I often get questions about the function and care of the foreskin. Knowing what is normal and how your son’s foreskin develops and changes over time is important for every parent to a boy with an uncircumcised penis. The foreskin is a piece of loose skin overlying the outside of your son’s penis. It functions primarily to protect the glans (head) of the penis. The foreskin’s inside fold is mucous membrane, like the inside of the mouth, and keeps the surface of the glans soft, moist, and sensitive. The foreskin contains a rich supply of blood vessels and a dense concentration of nerve endings. The frenulum, the fold of tissue on the underside of the penis, secures the foreskin in its forward position. Specialized erogenous tissue, the ridged band, encircles the foreskin where the foreskin’s inside and outside folds meet.
During infancy, your son’s uncircumcised penis needs no special care. You never need to pull the foreskin back or detach it in any way. You clean it (the outside of the foreskin) just like any other skin surface on his body. Over the first 5-10 years of your son’s life, the foreskin will gradually “retract” or pull away from the head of his penis. In some cases, this may not occur fully until the end of puberty. This happens naturally as the connective tissue holding the foreskin to the head of his penis dissolves on its own. Never force, pull, or rip the foreskin back for your son. Your son is the only one who should move his foreskin. Once he is able to fully retract the foreskin, keeping it clean is his job. Teach your son to gently retract the foreskin, rinse the inside of the foreskin and the head of the penis with warm water only. Soap is not necessary and will often irritate the very sensitive membrane on the inside of the foreskin. Soaps and shampoos often disturb the bacterial balance on the foreskin causing redness and itchiness (called balanitis), stinging with urination, and sometimes yeast overgrowth. Other substances, such as antibiotics, bubble baths, and chlorinated swimming pools may also do the same thing. Once these irritating substances are removed, the health of the foreskin returns. After the foreskin has been rinsed, allow it to return to its extended position on its own. The foreskin should never be stuck back or retracted in a painful way. If your son has swelling, redness, or drainage from his foreskin, you should make an appointment with your pediatrician.
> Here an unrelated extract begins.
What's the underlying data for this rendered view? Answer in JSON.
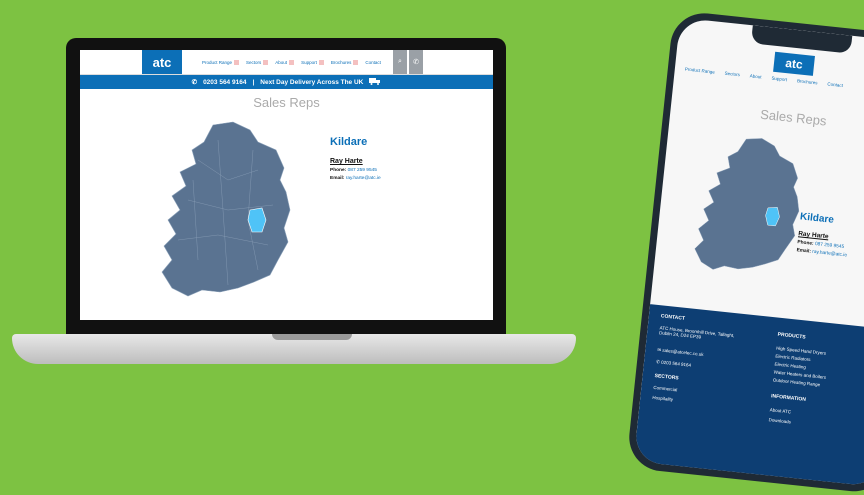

When your son it little, you may notice that the head of the penis “balloons” when he is urinating. This is normal and shows that the natural separation of the foreskin from the head of the penis is occurring, but the opening is still narrow. As your son approaches adolescence, he may notice some white matter inside his foreskin. This is called smegma and helps keep the glans moist and facilitates sexual intercourse sexual by acting as a lubricant. Smegma is produced from the mucosal surface of the foreskin, contains fats and proteins, and has a smooth, moist texture. It is perfectly normal and may be rinsed and wiped clean from time to time.
I will leave the very important “circumcise-or-not-to-circumcise” question for another post. Until then, I encourage you to visit this very helpful site Foreskin Care from Paediatric Society of New Zealand. The drawings in this post are from the National Organization of Circumcision .